Data to examine: Begin
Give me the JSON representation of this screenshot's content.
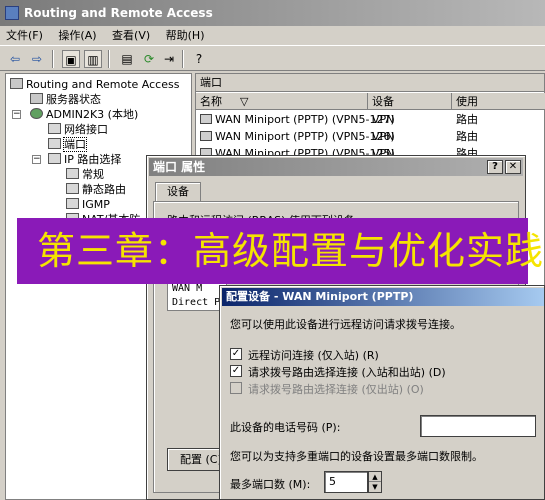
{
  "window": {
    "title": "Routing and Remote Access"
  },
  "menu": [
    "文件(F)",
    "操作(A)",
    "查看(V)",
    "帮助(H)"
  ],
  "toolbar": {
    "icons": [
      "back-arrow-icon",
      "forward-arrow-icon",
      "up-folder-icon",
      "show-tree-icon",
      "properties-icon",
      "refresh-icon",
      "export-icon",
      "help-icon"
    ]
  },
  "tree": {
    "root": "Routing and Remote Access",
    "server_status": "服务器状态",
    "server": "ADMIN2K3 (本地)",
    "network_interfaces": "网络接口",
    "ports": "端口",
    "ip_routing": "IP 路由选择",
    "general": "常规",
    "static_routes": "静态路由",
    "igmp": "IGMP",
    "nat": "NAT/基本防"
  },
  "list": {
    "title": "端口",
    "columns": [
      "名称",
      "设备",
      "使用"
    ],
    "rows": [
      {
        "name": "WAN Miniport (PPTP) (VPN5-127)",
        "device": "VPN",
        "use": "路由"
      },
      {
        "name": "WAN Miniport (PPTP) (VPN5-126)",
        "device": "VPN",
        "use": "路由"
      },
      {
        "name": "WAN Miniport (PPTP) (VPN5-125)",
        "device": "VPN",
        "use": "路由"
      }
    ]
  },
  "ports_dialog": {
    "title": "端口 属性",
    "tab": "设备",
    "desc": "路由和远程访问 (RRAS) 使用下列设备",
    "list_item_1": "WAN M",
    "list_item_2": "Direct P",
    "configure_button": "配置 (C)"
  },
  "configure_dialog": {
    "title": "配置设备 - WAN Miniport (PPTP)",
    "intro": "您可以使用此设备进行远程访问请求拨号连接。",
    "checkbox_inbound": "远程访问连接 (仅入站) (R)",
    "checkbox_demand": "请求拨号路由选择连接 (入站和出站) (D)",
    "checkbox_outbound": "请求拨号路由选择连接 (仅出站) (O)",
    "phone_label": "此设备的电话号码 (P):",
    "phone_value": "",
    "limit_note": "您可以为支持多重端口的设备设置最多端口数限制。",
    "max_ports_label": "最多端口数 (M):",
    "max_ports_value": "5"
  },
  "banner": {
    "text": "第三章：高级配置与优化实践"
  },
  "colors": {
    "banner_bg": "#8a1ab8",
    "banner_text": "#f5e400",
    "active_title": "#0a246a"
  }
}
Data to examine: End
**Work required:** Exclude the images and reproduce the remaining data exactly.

**Exercise solution:**
Give me the JSON representation of this screenshot's content.
{
  "window": {
    "title": "Routing and Remote Access"
  },
  "menu": [
    "文件(F)",
    "操作(A)",
    "查看(V)",
    "帮助(H)"
  ],
  "toolbar": {
    "icons": [
      "back-arrow-icon",
      "forward-arrow-icon",
      "up-folder-icon",
      "show-tree-icon",
      "properties-icon",
      "refresh-icon",
      "export-icon",
      "help-icon"
    ]
  },
  "tree": {
    "root": "Routing and Remote Access",
    "server_status": "服务器状态",
    "server": "ADMIN2K3 (本地)",
    "network_interfaces": "网络接口",
    "ports": "端口",
    "ip_routing": "IP 路由选择",
    "general": "常规",
    "static_routes": "静态路由",
    "igmp": "IGMP",
    "nat": "NAT/基本防"
  },
  "list": {
    "title": "端口",
    "columns": [
      "名称",
      "设备",
      "使用"
    ],
    "rows": [
      {
        "name": "WAN Miniport (PPTP) (VPN5-127)",
        "device": "VPN",
        "use": "路由"
      },
      {
        "name": "WAN Miniport (PPTP) (VPN5-126)",
        "device": "VPN",
        "use": "路由"
      },
      {
        "name": "WAN Miniport (PPTP) (VPN5-125)",
        "device": "VPN",
        "use": "路由"
      }
    ]
  },
  "ports_dialog": {
    "title": "端口 属性",
    "tab": "设备",
    "desc": "路由和远程访问 (RRAS) 使用下列设备",
    "list_item_1": "WAN M",
    "list_item_2": "Direct P",
    "configure_button": "配置 (C)"
  },
  "configure_dialog": {
    "title": "配置设备 - WAN Miniport (PPTP)",
    "intro": "您可以使用此设备进行远程访问请求拨号连接。",
    "checkbox_inbound": "远程访问连接 (仅入站) (R)",
    "checkbox_demand": "请求拨号路由选择连接 (入站和出站) (D)",
    "checkbox_outbound": "请求拨号路由选择连接 (仅出站) (O)",
    "phone_label": "此设备的电话号码 (P):",
    "phone_value": "",
    "limit_note": "您可以为支持多重端口的设备设置最多端口数限制。",
    "max_ports_label": "最多端口数 (M):",
    "max_ports_value": "5"
  },
  "banner": {
    "text": "第三章：高级配置与优化实践"
  },
  "colors": {
    "banner_bg": "#8a1ab8",
    "banner_text": "#f5e400",
    "active_title": "#0a246a"
  }
}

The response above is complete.